Data records for software interfaces:
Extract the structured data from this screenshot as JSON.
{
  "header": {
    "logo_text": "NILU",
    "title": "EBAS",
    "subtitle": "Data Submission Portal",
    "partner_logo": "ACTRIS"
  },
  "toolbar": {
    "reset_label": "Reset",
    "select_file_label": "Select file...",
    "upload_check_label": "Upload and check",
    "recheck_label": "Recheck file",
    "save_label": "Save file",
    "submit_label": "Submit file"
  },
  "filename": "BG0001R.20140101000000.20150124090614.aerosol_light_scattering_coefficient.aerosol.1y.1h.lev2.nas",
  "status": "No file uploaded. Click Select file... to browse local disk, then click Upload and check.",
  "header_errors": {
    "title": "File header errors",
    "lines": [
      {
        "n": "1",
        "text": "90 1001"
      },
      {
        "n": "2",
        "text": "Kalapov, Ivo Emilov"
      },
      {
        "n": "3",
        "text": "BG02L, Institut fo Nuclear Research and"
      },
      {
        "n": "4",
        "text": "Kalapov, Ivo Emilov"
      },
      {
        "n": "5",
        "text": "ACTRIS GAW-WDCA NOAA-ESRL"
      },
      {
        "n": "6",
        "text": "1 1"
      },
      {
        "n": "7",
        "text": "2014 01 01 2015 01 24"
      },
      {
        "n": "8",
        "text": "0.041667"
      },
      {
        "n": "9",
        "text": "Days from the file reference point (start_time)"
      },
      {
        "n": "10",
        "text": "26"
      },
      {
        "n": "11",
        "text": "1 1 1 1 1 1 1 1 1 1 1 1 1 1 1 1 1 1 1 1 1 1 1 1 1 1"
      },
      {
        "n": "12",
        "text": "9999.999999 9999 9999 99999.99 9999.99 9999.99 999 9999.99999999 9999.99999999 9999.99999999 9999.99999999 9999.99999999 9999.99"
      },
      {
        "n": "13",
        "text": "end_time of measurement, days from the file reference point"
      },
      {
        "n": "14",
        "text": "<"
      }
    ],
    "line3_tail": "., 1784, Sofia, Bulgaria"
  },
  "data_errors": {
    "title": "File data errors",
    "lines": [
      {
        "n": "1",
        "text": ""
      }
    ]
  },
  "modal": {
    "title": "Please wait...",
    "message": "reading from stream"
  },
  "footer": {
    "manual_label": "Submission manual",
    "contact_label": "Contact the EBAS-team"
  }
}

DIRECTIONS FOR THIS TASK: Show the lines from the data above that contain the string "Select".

YOUR SOLUTION:
    "select_file_label": "Select file...",
  "status": "No file uploaded. Click Select file... to browse local disk, then click Upload and check.",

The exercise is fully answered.